References 

  1. Top 10 Digital Transformation Trends For 2021. Daniel Newman, Forbes, September 21, 2020.
  2. Designing Next-Generation Universities. Steven Mintz, Inside Higher Ed, April 19, 2016.
  3. Commercializing University Innovations: A Better Way. Robert E. Litan, Lesa Mitchell, E.J. Reedy, Brookings, May 15, 2007.
  4. We must bridge the gap between technology and policymaking. Our future depends on it, Bruce Schneier, World Economic Forum, November 12, 2019.
  5. Responsible development of new technologies critical in complex, connected world. Andrew Maynard, The Conversation, March 4, 2015.
  6. Fixing Tech’s Ethics Problem Starts in the Classroom. Stephanie Wykstra, The Nation, February 21, 2019.
  7. Beaunoyer, E., Dupéré, S., & Guitton, M. J. (2020). COVID-19 and digital inequalities: Reciprocal impacts and mitigation strategies. Computers in Human Behavior, 111. https://doi.org/10.1016/j.chb.2020.106424.

 

Dr. Adriana Bankston is passionate about empowering early career researchers to impact the policymaking process. Adriana is Chief Outreach Officer at the Journal of Science Policy & Governance (JSPG), a vehicle for early career researchers from all academic backgrounds to publish on science policy topics and bolster their research and writing credentials in science and technology policy. In addition to JSPG, Adriana serves as Co-Director of the Policy Taskforce at Future of Research (FoR), and is a Biomedical Workforce & Policy Research Investigator at the STEM Advocacy Institute (SAi). By day, Adriana is a Principal Legislative Analyst in the University of California (UC) Office of Federal Governmental Relations in Washington, DC.

 

Editor: 

Dr.Fatuma Hussein is working as a Security Analyst in “API Security and Governance” squad, Royal Bank of Canada (RBC), Toronto. She is leading the development and promotion of a new API and API development learning curriculum along with API security and governance duties. She is also leading the RBC- Academic Research Collaboration initiative and is responsible for promoting research culture at various RBC platforms. Dr. Hussain’s background includes a number of distinguished professorships at Ryerson University and the University of Guelph, Canada, where she has been awarded for her research teaching and course development accomplishments within Wireless Telecommunication, Internet of Things, and Machine Learning. She has a long list of research publications in top-tier conferences, books, and journals. She is acting as an Editor for IEEE WIE Newsletter (Toronto section).

Dr. Hussain holds Doctorate and Master of Science degrees from Ryerson University, Toronto in Electrical & Computer Engineering.
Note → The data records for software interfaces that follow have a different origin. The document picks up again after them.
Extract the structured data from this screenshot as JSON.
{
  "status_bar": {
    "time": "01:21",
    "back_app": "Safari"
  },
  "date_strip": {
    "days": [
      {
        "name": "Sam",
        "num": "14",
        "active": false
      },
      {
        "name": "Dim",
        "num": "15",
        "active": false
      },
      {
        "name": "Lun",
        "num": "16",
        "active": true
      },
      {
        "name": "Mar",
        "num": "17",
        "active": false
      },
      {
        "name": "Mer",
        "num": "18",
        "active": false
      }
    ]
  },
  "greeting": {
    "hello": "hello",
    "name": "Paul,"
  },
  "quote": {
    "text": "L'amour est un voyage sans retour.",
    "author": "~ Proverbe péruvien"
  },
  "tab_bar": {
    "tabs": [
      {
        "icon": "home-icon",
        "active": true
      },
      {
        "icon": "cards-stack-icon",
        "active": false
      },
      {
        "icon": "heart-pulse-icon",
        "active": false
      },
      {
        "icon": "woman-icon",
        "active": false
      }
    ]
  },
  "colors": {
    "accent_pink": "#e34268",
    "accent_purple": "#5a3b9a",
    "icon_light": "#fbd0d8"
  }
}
She also holds a Master’s and Bachelors of Electrical Engineering from the University of Engineering & Technology, Lahore, Pakistan.